You were full of answers about
what happens to the heart,
as though you’d spent a lifetime
breaking the end off a question mark
and using it to punctuate
all the sad stories you would sing,
or letting it fall on a roulette wheel
that never bounced on the black.
But can’t we at least agree on this:
that the heart is led by nothing
except itself, that it kept taking you
by the hand and setting off
to the heat of Hydra, to a home,
giving you the permission
you needed to put down your pen
and pick up your guitar, to speak
in a timbre so low you sounded
like your heart was in your throat,
yet never letting life happen to it,
beating but never bystanding?
The heart kept occurring to you,
even when you tried to forget it
those late nights in Montreal,
or amid monastery meditations.
Even if the heart was acted upon,
it was you who felt what ensued
time and again, you whose music
allowed us perceive what transpired
every time we listened, and listen
to this day, limited by the distance
between any artist and the audience
that experiences the art. Who knows
what really took place, what love
you gained and lost. What happened
is secondary to the song — so long
as we feel close to the heart of it.
Bio: : Shane Schick is the founder of a customer experience design publication called 360 Magazine, His poetry has appeared in literary journals across the U.S., Canada, The U.K. and Africa. He lives in Toronto. More: shaneschick.com/poetry. Twitter: @shaneschick Subscribe to my 360 Magazine newsletter
Famous Blue Metaphor
They came here, via Jennifer Warnes;
never breathed a Hallelujah until CJ Cregg’s
love interest took a bullet for the narrative…
presented, other person’s metaphor
vinyl pressed, missing pieces
sold, collectively unconscious, marked
as nothing ever really worked for me
tried, but it was closing
Doors or Joni Mitchell, other artists
found as empathy, except that artistry
would never leaf within, heart beating
differently to him
unable to escape
because the first that shifted, was the station one of those I am and still remain
mind will not escape his confirmation went to take Manhattan, camera holding something more than lyrical behest
poet’s ideal buried, in their chest.
Bio: S Reeson [she/they] is 54 and is a multidisciplined artist who has suffered with anxiety since childhood. Poetry has become a means by which feelings that previously could not be discussed are now explored and shared.
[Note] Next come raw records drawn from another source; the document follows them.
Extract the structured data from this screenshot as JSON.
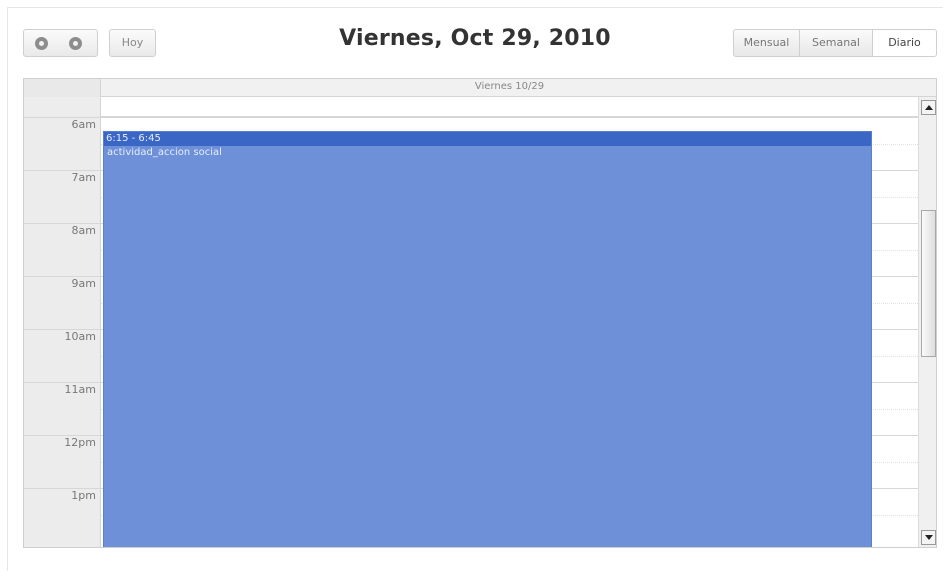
{
  "toolbar": {
    "today_label": "Hoy",
    "title": "Viernes, Oct 29, 2010",
    "views": [
      {
        "label": "Mensual",
        "active": false
      },
      {
        "label": "Semanal",
        "active": false
      },
      {
        "label": "Diario",
        "active": true
      }
    ]
  },
  "calendar": {
    "day_header": "Viernes 10/29",
    "hours": [
      "6am",
      "7am",
      "8am",
      "9am",
      "10am",
      "11am",
      "12pm",
      "1pm"
    ],
    "event": {
      "time": "6:15 - 6:45",
      "title": "actividad_accion social",
      "color": "#6d90d9",
      "header_color": "#3a66c6"
    }
  },
  "icons": {
    "prev": "prev-arrow-icon",
    "next": "next-arrow-icon",
    "scroll_up": "scroll-up-arrow-icon",
    "scroll_down": "scroll-down-arrow-icon"
  }
}
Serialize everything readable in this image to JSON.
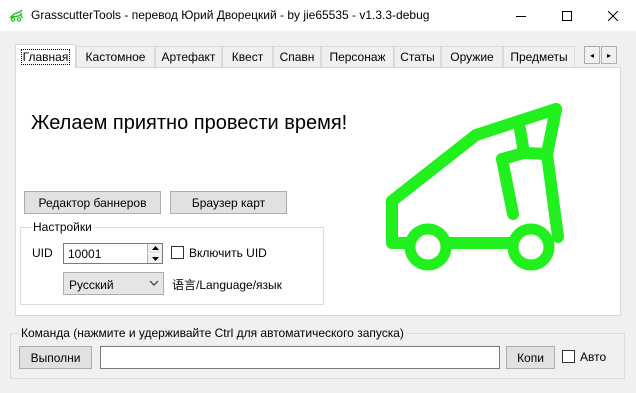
{
  "window": {
    "title": "GrasscutterTools - перевод Юрий Дворецкий  - by jie65535  - v1.3.3-debug",
    "icon": "grasscutter-app-icon",
    "controls": [
      "minimize-icon",
      "maximize-icon",
      "close-icon"
    ]
  },
  "tabs": [
    {
      "label": "Главная",
      "active": true
    },
    {
      "label": "Кастомное",
      "active": false
    },
    {
      "label": "Артефакт",
      "active": false
    },
    {
      "label": "Квест",
      "active": false
    },
    {
      "label": "Спавн",
      "active": false
    },
    {
      "label": "Персонаж",
      "active": false
    },
    {
      "label": "Статы",
      "active": false
    },
    {
      "label": "Оружие",
      "active": false
    },
    {
      "label": "Предметы",
      "active": false
    }
  ],
  "tab_scroll": {
    "left": "◂",
    "right": "▸"
  },
  "home": {
    "welcome": "Желаем приятно провести время!",
    "banner_editor_button": "Редактор баннеров",
    "map_browser_button": "Браузер карт",
    "logo_color": "#22f01e",
    "settings": {
      "group_label": "Настройки",
      "uid_label": "UID",
      "uid_value": "10001",
      "include_uid_label": "Включить UID",
      "include_uid_checked": false,
      "language_value": "Русский",
      "language_label": "语言/Language/язык"
    }
  },
  "command": {
    "group_label": "Команда (нажмите и удерживайте Ctrl для автоматического запуска)",
    "run_button": "Выполни",
    "input_value": "",
    "copy_button": "Копи",
    "auto_label": "Авто",
    "auto_checked": false
  }
}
In 2019 they were identified as a Historic Trauma survivor, and are currently pursuing a more accurate neurodivergence diagnosis. They are bisexual, married with two children, and when not writing or mucking about online can be found running, cycling or lifting increasingly heavy weights.
In My Secret Life
Where did your words go, Jikan?
First read seventeen years ago
in the basement of a second-hand bookstore in Soho,
with the damp stench of London in my nose and clothes.
I read of your life on the mountain:
4 am wake-up calls, a vow of silence
ceremonial marches to the temple of quiet,
dampening your infamous longing
beneath heavy robes, I was hungry too
walking frozen rain-drenched streets,
this was the winter of ’01,
the world trying to understand itself
still naive to how dark it could become
while you were down from the mountain
with Ten New Songs.
Commandments to a secret life,
with a voice deeper than God’s.
I listened with winter in my ears,
through blackened streets, past alleyways,
candles made halos in the steam,
faceless bodies descended like mourners
into the drafty lamplit underground,
an old man with a bouzouki
sang the music of his homeland,
a blind man moved amongst us
tapping his cane like a Zen master’s Keisaku
as if to test our honesty,
as if to strike the indolent, the sleeping,
the unconscious, to dislodge the truth.
Jikan, do you remember what followed,
what scar formed from the burned heart
of that September,
how perfect their hatred became?
Oh, come back, Jikan,
in the robes of your longing,
return us to ourselves,
our secret lives; the sweetness of failure
come back, from your mountain.
Bio: Tom Harding lives in Northampton UK. He is a writer and illustrator whose first two poetry collections, Afternoon Music and Night Work are published with Palewell Press.
He keeps a collection of his work here, www.tomharding.net
https://palewellpress.co.uk/Books-Health.html#Afternoon-Musichttp://www.tomharding.net/All of the poems (revised) from Avalanches in Poetry for Leonard Cohen Week by David L O’NanWonderful Artwork from Avalanches in Poetry Writings & Art Inspired by Leonard Cohen by artist/writer Geoffrey WrenPoem by Joe Kidd for “Before I Turn Into Gold Day” inspired by Leonard Cohen